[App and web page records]
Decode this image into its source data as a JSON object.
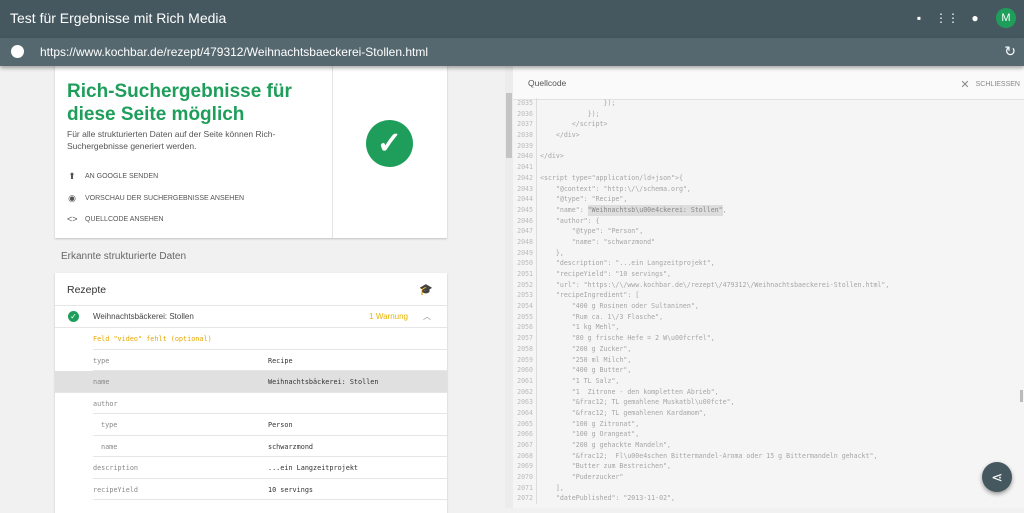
{
  "header": {
    "title": "Test für Ergebnisse mit Rich Media",
    "avatar_letter": "M",
    "icons": [
      "feedback-icon",
      "apps-icon",
      "account-icon"
    ]
  },
  "urlbar": {
    "url": "https://www.kochbar.de/rezept/479312/Weihnachtsbaeckerei-Stollen.html"
  },
  "result": {
    "title": "Rich-Suchergebnisse für diese Seite möglich",
    "description": "Für alle strukturierten Daten auf der Seite können Rich-Suchergebnisse generiert werden.",
    "actions": [
      "AN GOOGLE SENDEN",
      "VORSCHAU DER SUCHERGEBNISSE ANSEHEN",
      "QUELLCODE ANSEHEN"
    ]
  },
  "detected": {
    "section_title": "Erkannte strukturierte Daten",
    "card_title": "Rezepte",
    "item_name": "Weihnachtsbäckerei: Stollen",
    "warning_count": "1 Warnung",
    "warning_text": "Feld \"video\" fehlt (optional)",
    "rows": [
      {
        "k": "type",
        "v": "Recipe"
      },
      {
        "k": "name",
        "v": "Weihnachtsbäckerei: Stollen"
      },
      {
        "k": "author",
        "v": ""
      },
      {
        "k": "type",
        "v": "Person"
      },
      {
        "k": "name",
        "v": "schwarzmond"
      },
      {
        "k": "description",
        "v": "...ein Langzeitprojekt"
      },
      {
        "k": "recipeYield",
        "v": "10 servings"
      }
    ]
  },
  "source": {
    "title": "Quellcode",
    "close_label": "SCHLIESSEN",
    "lines": [
      {
        "n": "2035",
        "t": "                });"
      },
      {
        "n": "2036",
        "t": "            });"
      },
      {
        "n": "2037",
        "t": "        </script>"
      },
      {
        "n": "2038",
        "t": "    </div>"
      },
      {
        "n": "2039",
        "t": ""
      },
      {
        "n": "2040",
        "t": "</div>"
      },
      {
        "n": "2041",
        "t": ""
      },
      {
        "n": "2042",
        "t": "<script type=\"application/ld+json\">{"
      },
      {
        "n": "2043",
        "t": "    \"@context\": \"http:\\/\\/schema.org\","
      },
      {
        "n": "2044",
        "t": "    \"@type\": \"Recipe\","
      },
      {
        "n": "2045",
        "t": "    \"name\": ",
        "h": "\"Weihnachtsb\\u00e4ckerei: Stollen\"",
        "p": ","
      },
      {
        "n": "2046",
        "t": "    \"author\": {"
      },
      {
        "n": "2047",
        "t": "        \"@type\": \"Person\","
      },
      {
        "n": "2048",
        "t": "        \"name\": \"schwarzmond\""
      },
      {
        "n": "2049",
        "t": "    },"
      },
      {
        "n": "2050",
        "t": "    \"description\": \"...ein Langzeitprojekt\","
      },
      {
        "n": "2051",
        "t": "    \"recipeYield\": \"10 servings\","
      },
      {
        "n": "2052",
        "t": "    \"url\": \"https:\\/\\/www.kochbar.de\\/rezept\\/479312\\/Weihnachtsbaeckerei-Stollen.html\","
      },
      {
        "n": "2053",
        "t": "    \"recipeIngredient\": ["
      },
      {
        "n": "2054",
        "t": "        \"400 g Rosinen oder Sultaninen\","
      },
      {
        "n": "2055",
        "t": "        \"Rum ca. 1\\/3 Flasche\","
      },
      {
        "n": "2056",
        "t": "        \"1 kg Mehl\","
      },
      {
        "n": "2057",
        "t": "        \"80 g frische Hefe = 2 W\\u00fcrfel\","
      },
      {
        "n": "2058",
        "t": "        \"200 g Zucker\","
      },
      {
        "n": "2059",
        "t": "        \"250 ml Milch\","
      },
      {
        "n": "2060",
        "t": "        \"400 g Butter\","
      },
      {
        "n": "2061",
        "t": "        \"1 TL Salz\","
      },
      {
        "n": "2062",
        "t": "        \"1  Zitrone - den kompletten Abrieb\","
      },
      {
        "n": "2063",
        "t": "        \"&frac12; TL gemahlene Muskatbl\\u00fcte\","
      },
      {
        "n": "2064",
        "t": "        \"&frac12; TL gemahlenen Kardamom\","
      },
      {
        "n": "2065",
        "t": "        \"100 g Zitronat\","
      },
      {
        "n": "2066",
        "t": "        \"100 g Orangeat\","
      },
      {
        "n": "2067",
        "t": "        \"200 g gehackte Mandeln\","
      },
      {
        "n": "2068",
        "t": "        \"&frac12;  Fl\\u00e4schen Bittermandel-Aroma oder 15 g Bittermandeln gehackt\","
      },
      {
        "n": "2069",
        "t": "        \"Butter zum Bestreichen\","
      },
      {
        "n": "2070",
        "t": "        \"Puderzucker\""
      },
      {
        "n": "2071",
        "t": "    ],"
      },
      {
        "n": "2072",
        "t": "    \"datePublished\": \"2013-11-02\","
      }
    ]
  }
}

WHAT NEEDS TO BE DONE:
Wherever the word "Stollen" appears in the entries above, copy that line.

THE ANSWER:
    "url": "https://www.kochbar.de/rezept/479312/Weihnachtsbaeckerei-Stollen.html"
    "item_name": "Weihnachtsbäckerei: Stollen",
        "v": "Weihnachtsbäckerei: Stollen"
        "h": "\"Weihnachtsb\\u00e4ckerei: Stollen\"",
        "t": "    \"url\": \"https:\\/\\/www.kochbar.de\\/rezept\\/479312\\/Weihnachtsbaeckerei-Stollen.html\","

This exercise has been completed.